> [What you have to do]: Give back all the records below, unaltered.
[[ Data to process, beginning ]]
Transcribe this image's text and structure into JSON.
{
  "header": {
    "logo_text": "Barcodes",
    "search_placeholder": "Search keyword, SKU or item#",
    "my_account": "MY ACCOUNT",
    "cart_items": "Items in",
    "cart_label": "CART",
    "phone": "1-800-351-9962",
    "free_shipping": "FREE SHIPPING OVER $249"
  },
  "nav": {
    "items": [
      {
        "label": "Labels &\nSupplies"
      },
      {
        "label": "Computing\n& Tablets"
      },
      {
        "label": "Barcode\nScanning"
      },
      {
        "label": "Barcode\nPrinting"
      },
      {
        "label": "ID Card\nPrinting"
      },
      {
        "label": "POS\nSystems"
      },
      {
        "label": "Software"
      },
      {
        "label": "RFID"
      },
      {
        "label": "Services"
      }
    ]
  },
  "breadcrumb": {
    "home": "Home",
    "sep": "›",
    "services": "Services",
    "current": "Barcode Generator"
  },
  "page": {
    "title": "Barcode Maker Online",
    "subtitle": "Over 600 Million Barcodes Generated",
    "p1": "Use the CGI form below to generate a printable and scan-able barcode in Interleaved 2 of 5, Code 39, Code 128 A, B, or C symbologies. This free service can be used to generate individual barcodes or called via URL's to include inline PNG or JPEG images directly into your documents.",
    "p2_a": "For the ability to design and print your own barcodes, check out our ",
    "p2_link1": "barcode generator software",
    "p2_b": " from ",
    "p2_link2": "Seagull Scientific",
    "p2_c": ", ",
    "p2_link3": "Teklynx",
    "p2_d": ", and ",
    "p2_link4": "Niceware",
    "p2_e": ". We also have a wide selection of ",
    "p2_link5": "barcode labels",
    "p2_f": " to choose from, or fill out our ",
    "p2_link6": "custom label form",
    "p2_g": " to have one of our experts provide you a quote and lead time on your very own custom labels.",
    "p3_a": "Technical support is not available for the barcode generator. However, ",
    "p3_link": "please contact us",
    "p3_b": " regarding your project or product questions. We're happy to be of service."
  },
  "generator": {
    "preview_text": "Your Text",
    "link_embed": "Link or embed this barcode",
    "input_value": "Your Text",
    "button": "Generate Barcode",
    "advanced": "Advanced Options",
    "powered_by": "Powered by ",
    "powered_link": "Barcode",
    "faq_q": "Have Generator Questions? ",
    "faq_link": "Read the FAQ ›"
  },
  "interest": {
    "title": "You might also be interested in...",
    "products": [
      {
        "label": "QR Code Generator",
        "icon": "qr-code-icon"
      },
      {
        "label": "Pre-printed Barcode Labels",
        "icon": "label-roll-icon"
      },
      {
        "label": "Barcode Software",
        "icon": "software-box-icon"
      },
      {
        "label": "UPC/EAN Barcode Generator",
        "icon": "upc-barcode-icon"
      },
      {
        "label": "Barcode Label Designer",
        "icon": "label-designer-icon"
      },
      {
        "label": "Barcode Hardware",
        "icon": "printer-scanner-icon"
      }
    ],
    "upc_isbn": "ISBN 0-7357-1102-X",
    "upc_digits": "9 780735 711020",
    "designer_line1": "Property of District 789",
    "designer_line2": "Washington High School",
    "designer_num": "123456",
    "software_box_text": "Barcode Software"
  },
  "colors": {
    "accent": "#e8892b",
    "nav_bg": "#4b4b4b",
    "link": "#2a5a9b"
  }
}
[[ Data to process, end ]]
> [Result for this exercise]:
Transcribe this image's text and structure into JSON.
{
  "header": {
    "logo_text": "Barcodes",
    "search_placeholder": "Search keyword, SKU or item#",
    "my_account": "MY ACCOUNT",
    "cart_items": "Items in",
    "cart_label": "CART",
    "phone": "1-800-351-9962",
    "free_shipping": "FREE SHIPPING OVER $249"
  },
  "nav": {
    "items": [
      {
        "label": "Labels &\nSupplies"
      },
      {
        "label": "Computing\n& Tablets"
      },
      {
        "label": "Barcode\nScanning"
      },
      {
        "label": "Barcode\nPrinting"
      },
      {
        "label": "ID Card\nPrinting"
      },
      {
        "label": "POS\nSystems"
      },
      {
        "label": "Software"
      },
      {
        "label": "RFID"
      },
      {
        "label": "Services"
      }
    ]
  },
  "breadcrumb": {
    "home": "Home",
    "sep": "›",
    "services": "Services",
    "current": "Barcode Generator"
  },
  "page": {
    "title": "Barcode Maker Online",
    "subtitle": "Over 600 Million Barcodes Generated",
    "p1": "Use the CGI form below to generate a printable and scan-able barcode in Interleaved 2 of 5, Code 39, Code 128 A, B, or C symbologies. This free service can be used to generate individual barcodes or called via URL's to include inline PNG or JPEG images directly into your documents.",
    "p2_a": "For the ability to design and print your own barcodes, check out our ",
    "p2_link1": "barcode generator software",
    "p2_b": " from ",
    "p2_link2": "Seagull Scientific",
    "p2_c": ", ",
    "p2_link3": "Teklynx",
    "p2_d": ", and ",
    "p2_link4": "Niceware",
    "p2_e": ". We also have a wide selection of ",
    "p2_link5": "barcode labels",
    "p2_f": " to choose from, or fill out our ",
    "p2_link6": "custom label form",
    "p2_g": " to have one of our experts provide you a quote and lead time on your very own custom labels.",
    "p3_a": "Technical support is not available for the barcode generator. However, ",
    "p3_link": "please contact us",
    "p3_b": " regarding your project or product questions. We're happy to be of service."
  },
  "generator": {
    "preview_text": "Your Text",
    "link_embed": "Link or embed this barcode",
    "input_value": "Your Text",
    "button": "Generate Barcode",
    "advanced": "Advanced Options",
    "powered_by": "Powered by ",
    "powered_link": "Barcode",
    "faq_q": "Have Generator Questions? ",
    "faq_link": "Read the FAQ ›"
  },
  "interest": {
    "title": "You might also be interested in...",
    "products": [
      {
        "label": "QR Code Generator",
        "icon": "qr-code-icon"
      },
      {
        "label": "Pre-printed Barcode Labels",
        "icon": "label-roll-icon"
      },
      {
        "label": "Barcode Software",
        "icon": "software-box-icon"
      },
      {
        "label": "UPC/EAN Barcode Generator",
        "icon": "upc-barcode-icon"
      },
      {
        "label": "Barcode Label Designer",
        "icon": "label-designer-icon"
      },
      {
        "label": "Barcode Hardware",
        "icon": "printer-scanner-icon"
      }
    ],
    "upc_isbn": "ISBN 0-7357-1102-X",
    "upc_digits": "9 780735 711020",
    "designer_line1": "Property of District 789",
    "designer_line2": "Washington High School",
    "designer_num": "123456",
    "software_box_text": "Barcode Software"
  },
  "colors": {
    "accent": "#e8892b",
    "nav_bg": "#4b4b4b",
    "link": "#2a5a9b"
  }
}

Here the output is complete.